Many hurdles ahead for an Osaka metropolis
Former Osaka Gov. Toru Hashimoto won Sunday's Osaka mayoral election. Hashimoto, who heads Osaka Ishin no Kai (Osaka restoration group), a local party, had resigned as Osaka governor to run in the mayoral race.
In the Osaka gubernatorial election, Ichiro Matsui, the local party's secretary general Hashimoto named as his successor, also won.
The party's victories in the elections represented a success for Hashimoto's strategy of engineering the double election, stepping down as governor before his four-year term of office was due to expire.
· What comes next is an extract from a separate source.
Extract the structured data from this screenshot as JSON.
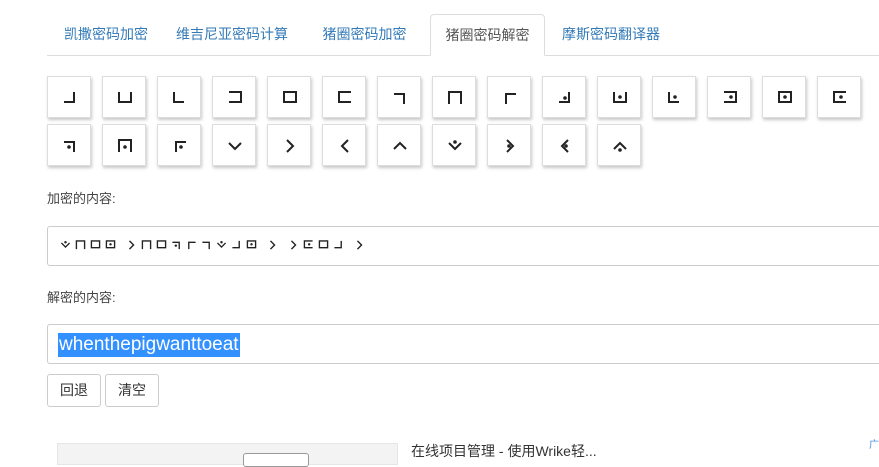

The main issue in the double election was Hashimoto's proposal to establish an Osaka metropolis.
In an envisioned overhaul of the local administrative system, he called for the reorganization of the Osaka prefectural government and the Osaka and Sakai municipal governments into a metropolis that provides administrative services in a wider area.
As for the areas currently under the jurisdiction of the Osaka and Sakai municipal governments, Hashimoto proposed dividing the cities into 10 to 12 special administrative wards that will provide services for local residents and introducing elections by popular vote to choose ward mayors, as in Tokyo.
New sources of revenue
Hashimoto called for conserving fiscal resources by eliminating overlapping administrative services by the prefectural and municipal governments and promoting growth strategies by consolidating industrial policies and projects to improve infrastructure.
Matsui also urged implementing the plan.
Other candidates supported by prefectural chapters of the Democratic Party of Japan and the Liberal Democratic Party failed to win broader voter support as they were unable to present clear counterproposals against Hashimoto's Osaka metropolis proposal.
The election results apparently reflect voters' desire for strong leadership and bold system reforms to revitalize Osaka.
If the outcome of Sunday's elections helps end what Hashimoto called the "100-year battle between the Osaka prefectural and Osaka city governments," it will certainly benefit residents of Osaka Prefecture.
Another issue of contention in Sunday's elections was Hashimoto's high-handed tactics.
Hashimoto managed to increase his support by treating public officials and others opposing him as "resistance forces," causing friction with them in the process.
In some ways, it is understandable that rival candidates attacked Hashimoto as "dictatorial."
Hashimoto should humbly take to heart the votes cast against him.
Moves will now accelerate in Osaka Prefecture to realize an Osaka metropolis.
Those promoting the idea will have to present specific plans on how to divide cities into wards as well as how to secure tax and fiscal resources and sufficiently explain the plan's benefits to voters.
Election only first obstacle
The double election was only one hurdle that must be cleared before establishing an Osaka metropolis.
Various other hurdles are expected ahead, including approvals by local assemblies, local referendums and revisions of the Local Government Law.
Expected to be particularly difficult are legislative procedures that will be necessary to transform the prefecture and the municipalities into a metropolis.
This is because such procedures will require drastic reviews of what forms local government organs and administrative systems should take.
Not a few among the ruling and opposition parties oppose the Osaka metropolis plan. DPJ Policy Research Committee Chairman Seiji Maehara said, "[The plan] is meant to strengthen the authority of prefectural governments, which runs counter to our party's policy."
Osaka is faced with grave problems.
But many of them, such as a faltering local economy and an increasing number of welfare recipients, cannot be resolved simply through reform of the administrative system.
The reform of the public servant system Hashimoto pledged during the election campaign will also be tested.
What actions will Hashimoto, who managed to build political foundations both in Osaka prefectural and city governments, take now?
We hope he will present us with tangible outcomes through his "system restoration."
(From The Yomiuri Shimbun, Nov. 28, 2011)